“There’s so many people to thank ... that have played a significant role in my development as a young man and as a young football player and helped me along the way on that path,” Boss said.
Boss admitted that there were too many to mention during his brief halftime appearance, but he did mention his parents, brother and wife, along with a list of coaches that included Mark Dorr, Terry Stephenson, Mark Knutson, Chris Sexton, Troy Muir, Rex Lowther, Shane Stueve and Rath.
Now, we must revisit that play from the Super Bowl one more time. When I interviewed Boss in January 2018 on the 10th anniversary of that game, he said coaches realized they could take advantage of what the Patriots were doing on defense.
"We drew it up on the sideline right there and we did what we called yo-yo motion," Boss said. "You give yourself plenty of room to get off the line of scrimmage ... get in the slot a little bit. It gave me a cleaner release into the secondary and yeah, just like we saw, Rodney Harrison was up there trying to stop the run.”

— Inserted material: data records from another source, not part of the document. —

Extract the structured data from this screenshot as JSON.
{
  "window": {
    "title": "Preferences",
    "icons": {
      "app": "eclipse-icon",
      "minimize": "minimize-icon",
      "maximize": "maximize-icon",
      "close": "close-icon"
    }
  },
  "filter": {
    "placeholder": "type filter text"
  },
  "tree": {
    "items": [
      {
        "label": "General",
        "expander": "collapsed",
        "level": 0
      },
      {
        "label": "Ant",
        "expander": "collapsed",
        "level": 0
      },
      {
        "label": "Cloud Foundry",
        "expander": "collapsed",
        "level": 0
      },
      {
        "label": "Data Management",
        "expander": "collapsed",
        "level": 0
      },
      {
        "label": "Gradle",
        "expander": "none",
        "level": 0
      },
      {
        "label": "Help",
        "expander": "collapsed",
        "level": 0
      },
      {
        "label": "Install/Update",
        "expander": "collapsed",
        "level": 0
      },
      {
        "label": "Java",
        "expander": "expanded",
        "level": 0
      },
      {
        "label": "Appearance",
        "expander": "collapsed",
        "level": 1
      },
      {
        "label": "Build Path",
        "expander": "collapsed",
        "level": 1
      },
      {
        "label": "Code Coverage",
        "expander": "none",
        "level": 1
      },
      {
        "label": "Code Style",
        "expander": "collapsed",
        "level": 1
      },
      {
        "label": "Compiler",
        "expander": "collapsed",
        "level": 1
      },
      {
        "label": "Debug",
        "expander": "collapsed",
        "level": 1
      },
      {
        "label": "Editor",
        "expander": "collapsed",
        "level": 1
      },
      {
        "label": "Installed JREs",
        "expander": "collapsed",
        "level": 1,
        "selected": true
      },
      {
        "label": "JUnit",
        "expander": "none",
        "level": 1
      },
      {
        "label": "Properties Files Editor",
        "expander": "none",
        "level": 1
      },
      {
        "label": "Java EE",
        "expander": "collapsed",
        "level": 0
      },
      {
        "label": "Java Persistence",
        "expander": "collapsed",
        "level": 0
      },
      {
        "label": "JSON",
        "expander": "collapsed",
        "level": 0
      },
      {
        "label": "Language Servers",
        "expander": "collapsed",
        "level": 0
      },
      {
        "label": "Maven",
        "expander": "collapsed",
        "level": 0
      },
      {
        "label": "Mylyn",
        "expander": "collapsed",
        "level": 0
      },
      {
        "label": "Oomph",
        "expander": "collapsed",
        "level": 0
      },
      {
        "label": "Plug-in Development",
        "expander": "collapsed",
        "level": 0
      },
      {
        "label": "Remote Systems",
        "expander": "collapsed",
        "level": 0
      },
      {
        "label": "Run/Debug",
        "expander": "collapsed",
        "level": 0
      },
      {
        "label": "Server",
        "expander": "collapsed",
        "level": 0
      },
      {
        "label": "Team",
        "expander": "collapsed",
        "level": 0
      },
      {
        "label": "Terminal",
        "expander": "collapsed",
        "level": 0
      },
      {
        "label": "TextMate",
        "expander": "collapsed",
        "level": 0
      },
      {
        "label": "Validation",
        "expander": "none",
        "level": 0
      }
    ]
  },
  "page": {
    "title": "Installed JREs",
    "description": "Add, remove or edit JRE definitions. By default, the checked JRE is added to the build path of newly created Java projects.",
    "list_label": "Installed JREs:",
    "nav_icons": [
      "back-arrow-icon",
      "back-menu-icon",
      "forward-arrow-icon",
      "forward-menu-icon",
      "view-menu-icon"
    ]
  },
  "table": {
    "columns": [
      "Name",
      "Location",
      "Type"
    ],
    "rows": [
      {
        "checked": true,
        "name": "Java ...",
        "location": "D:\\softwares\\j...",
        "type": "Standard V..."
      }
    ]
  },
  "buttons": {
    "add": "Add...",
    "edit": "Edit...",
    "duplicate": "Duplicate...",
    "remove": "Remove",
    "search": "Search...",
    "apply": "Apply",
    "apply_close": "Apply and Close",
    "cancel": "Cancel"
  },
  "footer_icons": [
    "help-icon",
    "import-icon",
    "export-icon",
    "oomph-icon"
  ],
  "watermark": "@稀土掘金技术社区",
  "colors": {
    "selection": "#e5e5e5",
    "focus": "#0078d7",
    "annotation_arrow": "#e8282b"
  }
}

During an interview that appears on Giants.com, Boss said, “That happened to be a big catch in a critical point of the game and I feel fortunate that I was in the right place at the right time and to be able to help our team.”